top of page

Talking about Mental Health during the Pandemic

Mrs Bright is at an appointment with a paediatrician. She is discussing some problems that

her daughter has been having during the COVID-19 pandemic…

Mrs Bright: Good morning, Dr Stevens.

Dr Stevens: Good morning, Mrs Bright. How can I help you today?

Mrs Bright: Well...I’m very worried about Sarah. Over the last few weeks, she’s been acting

very strangely.

Dr Stevens: What do you mean? Please explain…

Mrs Bright: Well, she refuses to leave her bedroom, even to have lunch or dinner with us

and as if that wasn’t bad enough, she’s refusing to study too! Yesterday, I found out that

she’s even getting her sister to do her homework. It’s very worrying because she’s always

worked very hard to be top of her class and now, she seems to have lost all of her


Dr Stevens: I see…Mrs Bright, you know we are going through a period which is very

traumatic for everyone. Due to school closures and social isolation, many children and young

people are suffering from stress, loneliness, and fear. The measures, albeit necessary, are

likely to contribute to poor mental health.

Mrs. Bright: Personally, I think my daughter is affected by Hikikomori syndrome. Yesterday

I was searching online, and I came across a description of this mental disorder…

Dr Stevens: Please don’t rush to conclusions based on what you have read online! I think

that Sarah’s behaviour is more likely to be caused by a lack of routine and social interactions

- it’s much more common that you might think. To put your mind at ease, I’ll call a colleague

of mine. He’s a psychologist who specialises in adolescent behavioural disorders.
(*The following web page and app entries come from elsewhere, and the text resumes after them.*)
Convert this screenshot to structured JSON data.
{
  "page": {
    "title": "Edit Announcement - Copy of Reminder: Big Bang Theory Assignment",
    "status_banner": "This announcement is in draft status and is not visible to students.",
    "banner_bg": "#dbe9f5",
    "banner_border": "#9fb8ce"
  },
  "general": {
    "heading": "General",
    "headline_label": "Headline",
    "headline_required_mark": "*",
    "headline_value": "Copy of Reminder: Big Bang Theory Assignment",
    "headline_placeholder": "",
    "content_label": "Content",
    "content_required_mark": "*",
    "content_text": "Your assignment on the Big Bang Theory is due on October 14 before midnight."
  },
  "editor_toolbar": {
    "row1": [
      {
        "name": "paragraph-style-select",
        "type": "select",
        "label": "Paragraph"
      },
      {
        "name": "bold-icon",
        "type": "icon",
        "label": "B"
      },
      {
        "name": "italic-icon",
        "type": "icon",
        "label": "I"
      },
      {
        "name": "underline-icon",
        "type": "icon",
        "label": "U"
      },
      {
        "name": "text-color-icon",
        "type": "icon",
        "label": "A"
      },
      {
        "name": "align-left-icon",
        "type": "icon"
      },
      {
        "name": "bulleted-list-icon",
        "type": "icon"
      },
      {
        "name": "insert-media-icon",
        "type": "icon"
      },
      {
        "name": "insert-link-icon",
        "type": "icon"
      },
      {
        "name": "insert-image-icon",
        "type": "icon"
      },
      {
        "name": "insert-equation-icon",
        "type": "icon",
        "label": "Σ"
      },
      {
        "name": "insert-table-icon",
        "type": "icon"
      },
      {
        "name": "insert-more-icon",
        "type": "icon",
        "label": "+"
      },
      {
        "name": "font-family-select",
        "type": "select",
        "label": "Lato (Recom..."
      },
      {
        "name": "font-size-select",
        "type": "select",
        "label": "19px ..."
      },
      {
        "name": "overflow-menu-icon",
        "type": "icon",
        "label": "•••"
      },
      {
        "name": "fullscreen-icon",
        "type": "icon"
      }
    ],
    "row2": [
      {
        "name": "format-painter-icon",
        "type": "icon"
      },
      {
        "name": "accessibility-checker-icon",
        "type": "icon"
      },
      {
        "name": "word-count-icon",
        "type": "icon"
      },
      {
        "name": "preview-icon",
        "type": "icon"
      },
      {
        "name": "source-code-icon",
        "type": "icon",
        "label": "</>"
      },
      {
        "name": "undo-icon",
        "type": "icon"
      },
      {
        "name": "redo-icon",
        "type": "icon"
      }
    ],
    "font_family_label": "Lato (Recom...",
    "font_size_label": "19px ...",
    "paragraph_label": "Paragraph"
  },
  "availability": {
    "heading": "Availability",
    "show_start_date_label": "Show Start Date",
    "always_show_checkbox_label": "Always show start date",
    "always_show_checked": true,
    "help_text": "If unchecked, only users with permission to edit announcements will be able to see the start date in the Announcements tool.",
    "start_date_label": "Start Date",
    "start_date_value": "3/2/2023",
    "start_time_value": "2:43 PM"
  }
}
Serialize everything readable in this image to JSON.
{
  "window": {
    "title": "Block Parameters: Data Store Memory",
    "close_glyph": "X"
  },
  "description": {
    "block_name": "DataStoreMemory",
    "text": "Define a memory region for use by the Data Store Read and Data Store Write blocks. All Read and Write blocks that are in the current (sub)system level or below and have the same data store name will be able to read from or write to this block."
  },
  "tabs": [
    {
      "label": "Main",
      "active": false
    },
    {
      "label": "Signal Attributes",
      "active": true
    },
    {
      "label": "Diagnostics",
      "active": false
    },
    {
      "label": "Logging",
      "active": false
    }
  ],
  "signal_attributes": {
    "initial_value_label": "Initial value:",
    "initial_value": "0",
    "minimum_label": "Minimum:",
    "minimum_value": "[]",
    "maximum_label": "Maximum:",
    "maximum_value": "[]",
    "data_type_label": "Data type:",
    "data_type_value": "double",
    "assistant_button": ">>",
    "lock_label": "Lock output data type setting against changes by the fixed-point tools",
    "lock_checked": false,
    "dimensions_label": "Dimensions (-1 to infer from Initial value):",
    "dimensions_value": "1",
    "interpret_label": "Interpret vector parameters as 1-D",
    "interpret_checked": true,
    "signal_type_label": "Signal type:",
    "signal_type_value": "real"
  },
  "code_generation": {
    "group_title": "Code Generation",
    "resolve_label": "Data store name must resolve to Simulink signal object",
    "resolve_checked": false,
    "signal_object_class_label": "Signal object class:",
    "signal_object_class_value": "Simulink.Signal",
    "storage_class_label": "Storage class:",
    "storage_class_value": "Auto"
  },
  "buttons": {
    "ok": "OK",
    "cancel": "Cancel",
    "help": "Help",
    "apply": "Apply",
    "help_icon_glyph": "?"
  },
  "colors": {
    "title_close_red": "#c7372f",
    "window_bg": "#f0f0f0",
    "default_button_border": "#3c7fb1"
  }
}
I’ll make

an appointment for you.

Mrs Bright: Oh yes, please - I would be incredibly grateful if you would do that for me…

Dr Stevens: Don’t worry, Mrs Bright, I have a 14-year-old son and I can understand how

worrying it can be.

Mrs Bright: Thank you for your help.

Dr Stevens: No problem at all, Mrs Bright – Once you have spoken to my colleague, we’ll

take it from there…

Cups of Coffee
Talking about Mental Health during the Pandemic


Phrasal verb
Example sentence
To come around

To become conscious again after an illness or an operation

One hour after the operation, she started to come around.

To shake something off

To get rid of an illness

I really hope I can shake this cold off before the weekend.

To pass out

To become unconscious for a short period of time.

When the ball hit her on the head, she passed out.

To pick something up

To start to suffer from something

She picked up the cold when she was- on holiday.

To come down with something

To start to suffer symptoms of an illness.

I think I’m starting to come down with the flu.

bottom of page